Task objective =>
Although the records contain pictures, repeat only the text of every line exactly.

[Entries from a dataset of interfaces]
□ □ □ □ □
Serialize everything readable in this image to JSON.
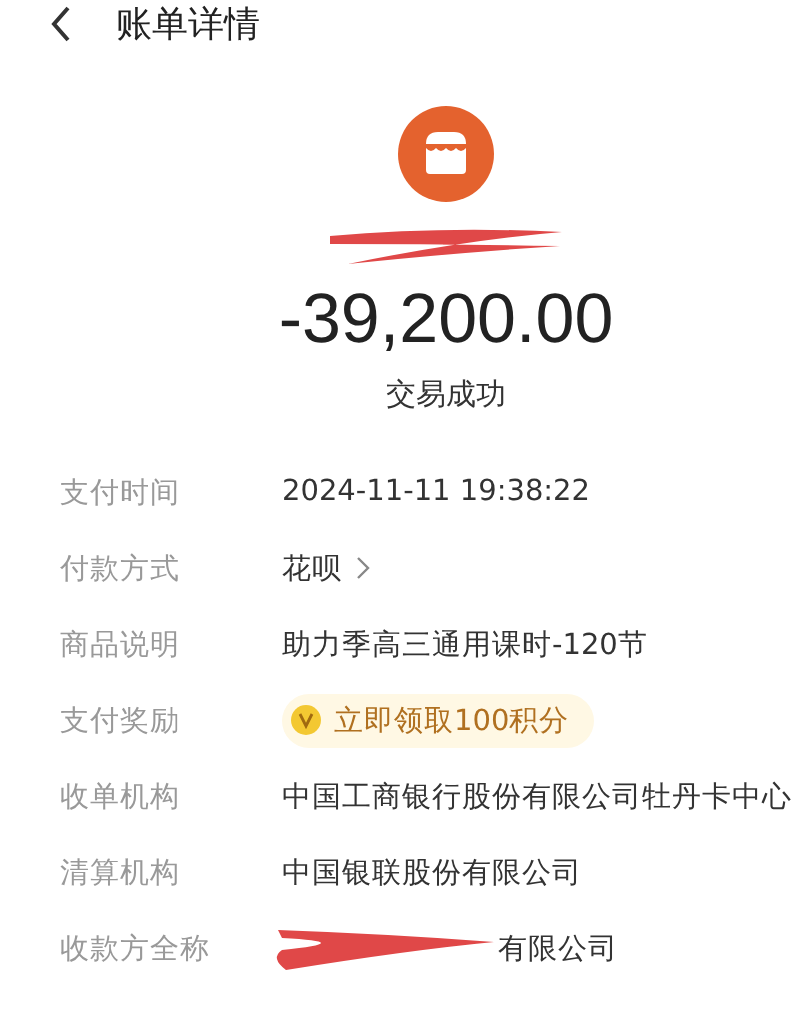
{
  "header": {
    "title": "账单详情"
  },
  "amount": "-39,200.00",
  "status": "交易成功",
  "details": [
    {
      "kind": "text",
      "label": "支付时间",
      "value": "2024-11-11 19:38:22"
    },
    {
      "kind": "link",
      "label": "付款方式",
      "value": "花呗"
    },
    {
      "kind": "text",
      "label": "商品说明",
      "value": "助力季高三通用课时-120节"
    },
    {
      "kind": "reward",
      "label": "支付奖励",
      "value": "立即领取100积分"
    },
    {
      "kind": "text",
      "label": "收单机构",
      "value": "中国工商银行股份有限公司牡丹卡中心"
    },
    {
      "kind": "text",
      "label": "清算机构",
      "value": "中国银联股份有限公司"
    },
    {
      "kind": "redacted",
      "label": "收款方全称",
      "value": "有限公司"
    }
  ]
}
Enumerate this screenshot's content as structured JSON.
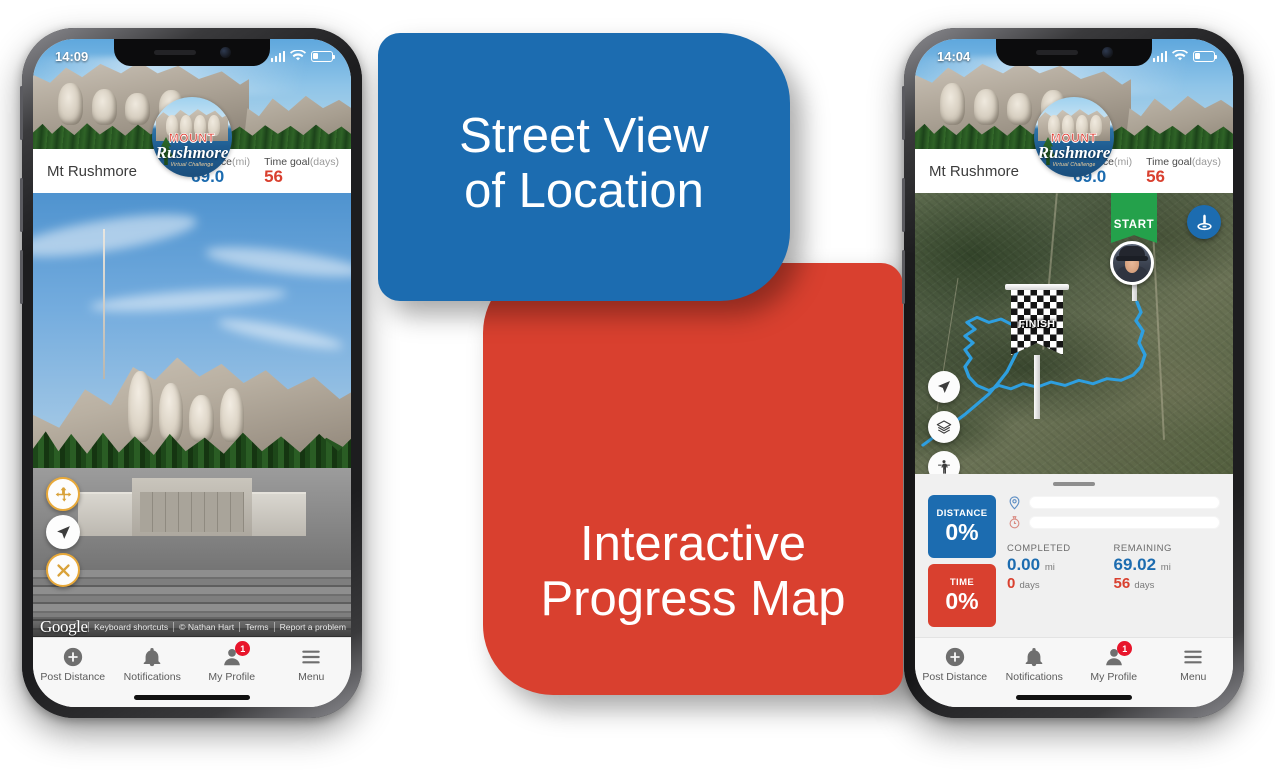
{
  "callouts": {
    "blue": {
      "line1": "Street View",
      "line2": "of Location",
      "color": "#1c6cb0"
    },
    "red": {
      "line1": "Interactive",
      "line2": "Progress Map",
      "color": "#d9402f"
    }
  },
  "phone_left": {
    "status": {
      "time": "14:09"
    },
    "header": {
      "location": "Mt Rushmore",
      "logo": {
        "top": "MOUNT",
        "main": "Rushmore",
        "sub": "Virtual Challenge"
      },
      "metrics": [
        {
          "label": "Distance",
          "unit": "(mi)",
          "value": "69.0",
          "color": "#1c6cb0"
        },
        {
          "label": "Time goal",
          "unit": "(days)",
          "value": "56",
          "color": "#d9402f"
        }
      ]
    },
    "streetview": {
      "controls": [
        {
          "icon": "pan-move-icon",
          "style": "gold"
        },
        {
          "icon": "navigate-arrow-icon",
          "style": "plain"
        },
        {
          "icon": "close-x-icon",
          "style": "gold"
        }
      ],
      "attribution": {
        "brand": "Google",
        "links": [
          "Keyboard shortcuts",
          "© Nathan Hart",
          "Terms",
          "Report a problem"
        ]
      }
    }
  },
  "phone_right": {
    "status": {
      "time": "14:04"
    },
    "header": {
      "location": "Mt Rushmore",
      "logo": {
        "top": "MOUNT",
        "main": "Rushmore",
        "sub": "Virtual Challenge"
      },
      "metrics": [
        {
          "label": "Distance",
          "unit": "(mi)",
          "value": "69.0",
          "color": "#1c6cb0"
        },
        {
          "label": "Time goal",
          "unit": "(days)",
          "value": "56",
          "color": "#d9402f"
        }
      ]
    },
    "map": {
      "start_label": "START",
      "finish_label": "FINISH",
      "route_color": "#2e9fe0",
      "badge_icon": "monument-pin-icon",
      "controls": [
        {
          "icon": "navigate-arrow-icon"
        },
        {
          "icon": "map-layers-icon"
        },
        {
          "icon": "pegman-streetview-icon"
        }
      ]
    },
    "progress": {
      "distance": {
        "label": "DISTANCE",
        "percent": "0%",
        "color": "#1c6cb0"
      },
      "time": {
        "label": "TIME",
        "percent": "0%",
        "color": "#d9402f"
      },
      "completed": {
        "heading": "COMPLETED",
        "distance_value": "0.00",
        "distance_unit": "mi",
        "days_value": "0",
        "days_unit": "days"
      },
      "remaining": {
        "heading": "REMAINING",
        "distance_value": "69.02",
        "distance_unit": "mi",
        "days_value": "56",
        "days_unit": "days"
      }
    }
  },
  "tabbar": {
    "items": [
      {
        "label": "Post Distance",
        "icon": "plus-circle-icon",
        "badge": null
      },
      {
        "label": "Notifications",
        "icon": "bell-icon",
        "badge": null
      },
      {
        "label": "My Profile",
        "icon": "person-icon",
        "badge": "1"
      },
      {
        "label": "Menu",
        "icon": "hamburger-icon",
        "badge": null
      }
    ]
  }
}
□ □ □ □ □
Your solution =>
Serialize everything readable in this image to JSON.
{
  "header": {
    "title": "账单详情"
  },
  "amount": "-39,200.00",
  "status": "交易成功",
  "details": [
    {
      "kind": "text",
      "label": "支付时间",
      "value": "2024-11-11 19:38:22"
    },
    {
      "kind": "link",
      "label": "付款方式",
      "value": "花呗"
    },
    {
      "kind": "text",
      "label": "商品说明",
      "value": "助力季高三通用课时-120节"
    },
    {
      "kind": "reward",
      "label": "支付奖励",
      "value": "立即领取100积分"
    },
    {
      "kind": "text",
      "label": "收单机构",
      "value": "中国工商银行股份有限公司牡丹卡中心"
    },
    {
      "kind": "text",
      "label": "清算机构",
      "value": "中国银联股份有限公司"
    },
    {
      "kind": "redacted",
      "label": "收款方全称",
      "value": "有限公司"
    }
  ]
}
Enumerate this screenshot's content as structured JSON.
{
  "callouts": {
    "blue": {
      "line1": "Street View",
      "line2": "of Location",
      "color": "#1c6cb0"
    },
    "red": {
      "line1": "Interactive",
      "line2": "Progress Map",
      "color": "#d9402f"
    }
  },
  "phone_left": {
    "status": {
      "time": "14:09"
    },
    "header": {
      "location": "Mt Rushmore",
      "logo": {
        "top": "MOUNT",
        "main": "Rushmore",
        "sub": "Virtual Challenge"
      },
      "metrics": [
        {
          "label": "Distance",
          "unit": "(mi)",
          "value": "69.0",
          "color": "#1c6cb0"
        },
        {
          "label": "Time goal",
          "unit": "(days)",
          "value": "56",
          "color": "#d9402f"
        }
      ]
    },
    "streetview": {
      "controls": [
        {
          "icon": "pan-move-icon",
          "style": "gold"
        },
        {
          "icon": "navigate-arrow-icon",
          "style": "plain"
        },
        {
          "icon": "close-x-icon",
          "style": "gold"
        }
      ],
      "attribution": {
        "brand": "Google",
        "links": [
          "Keyboard shortcuts",
          "© Nathan Hart",
          "Terms",
          "Report a problem"
        ]
      }
    }
  },
  "phone_right": {
    "status": {
      "time": "14:04"
    },
    "header": {
      "location": "Mt Rushmore",
      "logo": {
        "top": "MOUNT",
        "main": "Rushmore",
        "sub": "Virtual Challenge"
      },
      "metrics": [
        {
          "label": "Distance",
          "unit": "(mi)",
          "value": "69.0",
          "color": "#1c6cb0"
        },
        {
          "label": "Time goal",
          "unit": "(days)",
          "value": "56",
          "color": "#d9402f"
        }
      ]
    },
    "map": {
      "start_label": "START",
      "finish_label": "FINISH",
      "route_color": "#2e9fe0",
      "badge_icon": "monument-pin-icon",
      "controls": [
        {
          "icon": "navigate-arrow-icon"
        },
        {
          "icon": "map-layers-icon"
        },
        {
          "icon": "pegman-streetview-icon"
        }
      ]
    },
    "progress": {
      "distance": {
        "label": "DISTANCE",
        "percent": "0%",
        "color": "#1c6cb0"
      },
      "time": {
        "label": "TIME",
        "percent": "0%",
        "color": "#d9402f"
      },
      "completed": {
        "heading": "COMPLETED",
        "distance_value": "0.00",
        "distance_unit": "mi",
        "days_value": "0",
        "days_unit": "days"
      },
      "remaining": {
        "heading": "REMAINING",
        "distance_value": "69.02",
        "distance_unit": "mi",
        "days_value": "56",
        "days_unit": "days"
      }
    }
  },
  "tabbar": {
    "items": [
      {
        "label": "Post Distance",
        "icon": "plus-circle-icon",
        "badge": null
      },
      {
        "label": "Notifications",
        "icon": "bell-icon",
        "badge": null
      },
      {
        "label": "My Profile",
        "icon": "person-icon",
        "badge": "1"
      },
      {
        "label": "Menu",
        "icon": "hamburger-icon",
        "badge": null
      }
    ]
  }
}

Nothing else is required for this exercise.